§ **What you need to do**
Check every line below for the word "this" and copy each one that has it.

*** Source records ***

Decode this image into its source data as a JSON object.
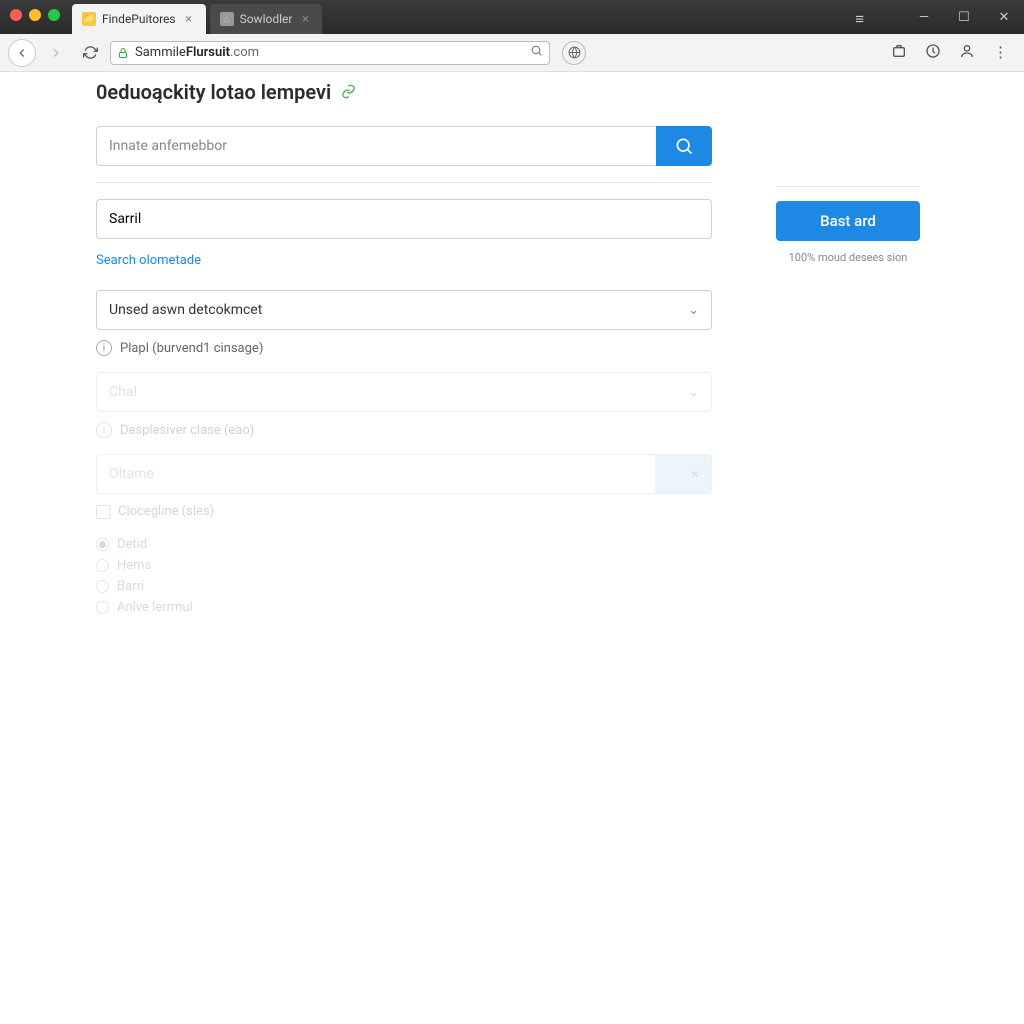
{
  "window": {
    "tabs": [
      {
        "label": "FindePuitores",
        "active": true
      },
      {
        "label": "Sowlodler",
        "active": false
      }
    ]
  },
  "address_bar": {
    "host_prefix": "Sammile",
    "host_main": "Flursuit",
    "host_suffix": ".com"
  },
  "page": {
    "title": "0eduoąckity lotao lempevi"
  },
  "form": {
    "search_placeholder": "Innate anfemebbor",
    "text1_value": "Sarril",
    "search_autocomplete_label": "Search olometade",
    "select1_value": "Unsed aswn detcokmcet",
    "hint1": "Plapl (burvend1 cinsage)",
    "select2_placeholder": "Chal",
    "hint2": "Desplesiver clase (eao)",
    "text2_placeholder": "Oltame",
    "checkbox_label": "Clocegline (sles)",
    "radios": [
      "Detid",
      "Hems",
      "Barri",
      "Anlve lerrmul"
    ]
  },
  "sidebar": {
    "cta_label": "Bast ard",
    "cta_sub": "100% moud desees sion"
  }
}
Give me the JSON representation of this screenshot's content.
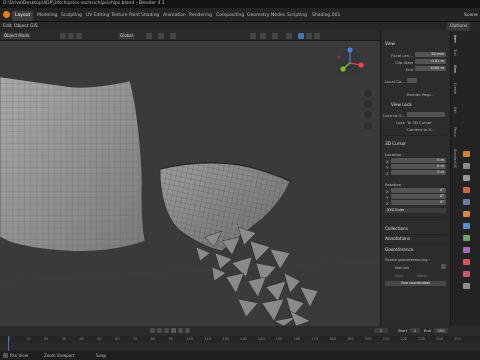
{
  "titlebar": {
    "text": "D:\\Drive\\Desktop\\ADP\\3d\\chips\\cs-sachs\\chips\\chips.blend - Blender 4.1"
  },
  "workspaces": [
    {
      "label": "Layout",
      "active": true
    },
    {
      "label": "Modeling"
    },
    {
      "label": "Sculpting"
    },
    {
      "label": "UV Editing"
    },
    {
      "label": "Texture Paint"
    },
    {
      "label": "Shading"
    },
    {
      "label": "Animation"
    },
    {
      "label": "Rendering"
    },
    {
      "label": "Compositing"
    },
    {
      "label": "Geometry Nodes"
    },
    {
      "label": "Scripting"
    },
    {
      "label": "Shading.001"
    }
  ],
  "scene_label": "Scene",
  "menu": {
    "items": [
      "Edit",
      "Object",
      "GIS"
    ],
    "options_label": "Options"
  },
  "viewport_header": {
    "mode": "Object Mode",
    "transform": "Global"
  },
  "npanel": {
    "view": {
      "title": "View",
      "focal_label": "Focal Len...",
      "focal_value": "50 mm",
      "clip_start_label": "Clip Start",
      "clip_start_value": "0.01 m",
      "end_label": "End",
      "end_value": "1000 m",
      "local_camera_label": "Local Ca...",
      "render_region_label": "Render Regi...",
      "view_lock_title": "View Lock",
      "lock_to_object_label": "Lock to O...",
      "lock_label": "Lock",
      "to_3d_cursor_label": "To 3D Cursor",
      "camera_to_view_label": "Camera to V..."
    },
    "cursor": {
      "title": "3D Cursor",
      "location_label": "Location :",
      "location": [
        {
          "axis": "X",
          "value": "0 m"
        },
        {
          "axis": "Y",
          "value": "0 m"
        },
        {
          "axis": "Z",
          "value": "0 m"
        }
      ],
      "rotation_label": "Rotation :",
      "rotation": [
        {
          "axis": "X",
          "value": "0°"
        },
        {
          "axis": "Y",
          "value": "0°"
        },
        {
          "axis": "Z",
          "value": "0°"
        }
      ],
      "rotation_mode": "XYZ Euler"
    },
    "collections_label": "Collections",
    "annotations_label": "Annotations",
    "georef": {
      "title": "Georeference",
      "scene_geo_label": "Scene georeferencing :",
      "not_set": "Not set",
      "east_label": "East",
      "north_label": "North",
      "geo_coords_label": "Geo coordinates"
    }
  },
  "side_tabs": [
    "Item",
    "Tool",
    "View",
    "Create",
    "Edit",
    "Photo",
    "BlenderGIS"
  ],
  "timeline": {
    "start_label": "Start",
    "start_value": "1",
    "end_label": "End",
    "end_value": "250",
    "current_frame": "1",
    "ticks": [
      "0",
      "10",
      "20",
      "30",
      "40",
      "50",
      "60",
      "70",
      "80",
      "90",
      "100",
      "110",
      "120",
      "130",
      "140",
      "150",
      "160",
      "170",
      "180",
      "190",
      "200",
      "210",
      "220",
      "230",
      "240",
      "250"
    ]
  },
  "statusbar": {
    "items": [
      "Pan View",
      "Zoom Viewport",
      "Snap"
    ]
  },
  "colors": {
    "accent": "#4772b3",
    "gizmo_x": "#e84454",
    "gizmo_y": "#7fbd2c",
    "gizmo_z": "#3e87e0"
  }
}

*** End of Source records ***

§ **Final answer**
Decode this image into its source data as a JSON object.
Give me the JSON representation of this screenshot's content.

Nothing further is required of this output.